### ABOUT THIS EXERCISE
Only lines containing the string "percent" belong in the answer; find them in the records and copy them.
──────────────────────────────
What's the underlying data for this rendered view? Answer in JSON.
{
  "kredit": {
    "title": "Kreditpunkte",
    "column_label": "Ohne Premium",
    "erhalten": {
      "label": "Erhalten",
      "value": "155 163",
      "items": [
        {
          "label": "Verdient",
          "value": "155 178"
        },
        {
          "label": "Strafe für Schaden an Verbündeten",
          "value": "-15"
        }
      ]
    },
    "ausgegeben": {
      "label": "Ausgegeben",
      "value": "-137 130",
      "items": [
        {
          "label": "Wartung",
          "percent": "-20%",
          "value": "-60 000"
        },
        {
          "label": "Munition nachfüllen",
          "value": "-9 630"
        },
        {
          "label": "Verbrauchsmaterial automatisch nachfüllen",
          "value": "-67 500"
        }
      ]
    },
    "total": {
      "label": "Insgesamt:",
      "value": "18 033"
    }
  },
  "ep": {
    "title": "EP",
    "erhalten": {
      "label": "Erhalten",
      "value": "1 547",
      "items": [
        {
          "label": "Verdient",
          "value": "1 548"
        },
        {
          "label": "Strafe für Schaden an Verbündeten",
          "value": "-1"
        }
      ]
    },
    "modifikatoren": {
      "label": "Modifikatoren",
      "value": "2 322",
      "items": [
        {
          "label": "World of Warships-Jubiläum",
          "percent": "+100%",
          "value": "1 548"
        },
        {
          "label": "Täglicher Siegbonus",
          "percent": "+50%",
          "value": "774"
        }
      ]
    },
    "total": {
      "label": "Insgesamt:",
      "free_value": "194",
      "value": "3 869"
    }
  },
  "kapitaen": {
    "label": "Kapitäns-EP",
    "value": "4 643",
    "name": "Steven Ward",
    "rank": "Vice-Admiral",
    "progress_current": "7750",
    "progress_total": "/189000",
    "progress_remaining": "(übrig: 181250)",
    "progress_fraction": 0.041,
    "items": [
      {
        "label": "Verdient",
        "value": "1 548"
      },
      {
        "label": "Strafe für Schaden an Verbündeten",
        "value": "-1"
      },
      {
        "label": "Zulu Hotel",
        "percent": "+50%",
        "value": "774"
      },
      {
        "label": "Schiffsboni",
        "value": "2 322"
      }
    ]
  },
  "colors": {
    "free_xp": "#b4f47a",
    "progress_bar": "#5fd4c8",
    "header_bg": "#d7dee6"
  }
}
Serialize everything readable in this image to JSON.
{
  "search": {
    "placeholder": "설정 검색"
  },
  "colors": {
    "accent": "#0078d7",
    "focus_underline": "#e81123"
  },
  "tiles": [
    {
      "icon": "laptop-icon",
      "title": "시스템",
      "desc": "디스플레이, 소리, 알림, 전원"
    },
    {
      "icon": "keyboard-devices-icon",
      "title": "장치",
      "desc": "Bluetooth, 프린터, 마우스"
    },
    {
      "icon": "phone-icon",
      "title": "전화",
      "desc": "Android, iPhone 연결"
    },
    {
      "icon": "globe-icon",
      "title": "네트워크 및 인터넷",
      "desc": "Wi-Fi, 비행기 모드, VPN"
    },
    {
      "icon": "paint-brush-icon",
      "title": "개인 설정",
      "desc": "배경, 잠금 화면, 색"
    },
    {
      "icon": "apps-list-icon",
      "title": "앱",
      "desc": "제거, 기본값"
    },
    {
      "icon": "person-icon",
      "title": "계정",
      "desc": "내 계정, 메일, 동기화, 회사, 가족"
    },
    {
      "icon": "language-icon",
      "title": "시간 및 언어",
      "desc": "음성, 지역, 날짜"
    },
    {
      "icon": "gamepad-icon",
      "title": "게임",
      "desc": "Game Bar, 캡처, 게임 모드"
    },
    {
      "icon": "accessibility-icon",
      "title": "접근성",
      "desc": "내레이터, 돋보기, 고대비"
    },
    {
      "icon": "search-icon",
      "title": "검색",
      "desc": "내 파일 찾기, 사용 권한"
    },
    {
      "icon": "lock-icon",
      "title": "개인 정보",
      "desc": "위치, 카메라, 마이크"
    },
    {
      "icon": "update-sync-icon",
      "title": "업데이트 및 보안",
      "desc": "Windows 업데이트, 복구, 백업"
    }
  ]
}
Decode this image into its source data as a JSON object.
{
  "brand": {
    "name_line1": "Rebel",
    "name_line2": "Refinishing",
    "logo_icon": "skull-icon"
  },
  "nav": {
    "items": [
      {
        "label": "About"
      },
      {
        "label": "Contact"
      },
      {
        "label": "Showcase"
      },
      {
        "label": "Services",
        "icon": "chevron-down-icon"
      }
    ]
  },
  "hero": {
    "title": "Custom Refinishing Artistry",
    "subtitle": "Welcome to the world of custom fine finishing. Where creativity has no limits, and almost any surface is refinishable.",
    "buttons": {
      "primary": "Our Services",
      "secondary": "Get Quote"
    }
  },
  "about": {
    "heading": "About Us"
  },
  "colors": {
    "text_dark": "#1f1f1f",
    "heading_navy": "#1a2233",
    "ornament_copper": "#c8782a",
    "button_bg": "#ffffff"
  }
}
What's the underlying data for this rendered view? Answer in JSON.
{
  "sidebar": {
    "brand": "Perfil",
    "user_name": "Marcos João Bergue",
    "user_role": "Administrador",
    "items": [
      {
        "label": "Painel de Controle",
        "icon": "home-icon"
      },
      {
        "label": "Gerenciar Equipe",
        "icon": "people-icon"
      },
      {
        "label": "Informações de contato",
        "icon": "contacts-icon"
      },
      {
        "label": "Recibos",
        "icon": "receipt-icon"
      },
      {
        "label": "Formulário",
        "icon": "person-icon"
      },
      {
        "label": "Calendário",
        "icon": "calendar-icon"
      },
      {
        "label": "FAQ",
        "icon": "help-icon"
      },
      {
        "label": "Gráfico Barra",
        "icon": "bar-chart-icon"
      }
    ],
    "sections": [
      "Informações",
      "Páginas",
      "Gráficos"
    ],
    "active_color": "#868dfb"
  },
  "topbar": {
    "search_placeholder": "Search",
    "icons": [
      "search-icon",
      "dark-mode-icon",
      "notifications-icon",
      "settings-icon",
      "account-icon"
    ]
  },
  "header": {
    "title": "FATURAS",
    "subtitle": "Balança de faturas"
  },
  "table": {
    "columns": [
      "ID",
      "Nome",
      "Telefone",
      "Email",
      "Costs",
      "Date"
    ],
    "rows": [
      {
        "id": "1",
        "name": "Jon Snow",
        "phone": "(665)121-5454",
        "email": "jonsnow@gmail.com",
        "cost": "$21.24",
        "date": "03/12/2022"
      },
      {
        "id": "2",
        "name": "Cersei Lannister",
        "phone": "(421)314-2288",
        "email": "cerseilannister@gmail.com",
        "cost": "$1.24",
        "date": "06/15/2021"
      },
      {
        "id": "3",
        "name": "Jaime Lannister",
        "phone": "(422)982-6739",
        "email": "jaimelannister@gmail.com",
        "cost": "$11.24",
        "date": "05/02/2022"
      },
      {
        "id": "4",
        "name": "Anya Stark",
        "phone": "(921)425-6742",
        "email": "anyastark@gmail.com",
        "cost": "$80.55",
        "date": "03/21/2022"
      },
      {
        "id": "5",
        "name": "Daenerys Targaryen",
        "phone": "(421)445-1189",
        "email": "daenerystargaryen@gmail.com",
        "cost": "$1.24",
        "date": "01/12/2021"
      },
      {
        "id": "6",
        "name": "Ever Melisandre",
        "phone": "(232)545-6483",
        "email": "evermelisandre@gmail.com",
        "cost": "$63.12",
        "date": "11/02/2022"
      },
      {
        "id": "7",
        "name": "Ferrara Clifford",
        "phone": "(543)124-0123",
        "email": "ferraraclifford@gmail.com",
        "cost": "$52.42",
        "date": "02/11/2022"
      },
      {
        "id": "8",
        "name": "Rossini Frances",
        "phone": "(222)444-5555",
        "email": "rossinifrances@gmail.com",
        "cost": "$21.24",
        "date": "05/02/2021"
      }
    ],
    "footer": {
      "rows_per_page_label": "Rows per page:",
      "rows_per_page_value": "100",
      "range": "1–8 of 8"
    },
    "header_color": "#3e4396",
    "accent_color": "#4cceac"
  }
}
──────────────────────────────
### RESPONSE TO THIS TASK
          "percent": "-20%",
          "percent": "+100%",
          "percent": "+50%",
        "percent": "+50%",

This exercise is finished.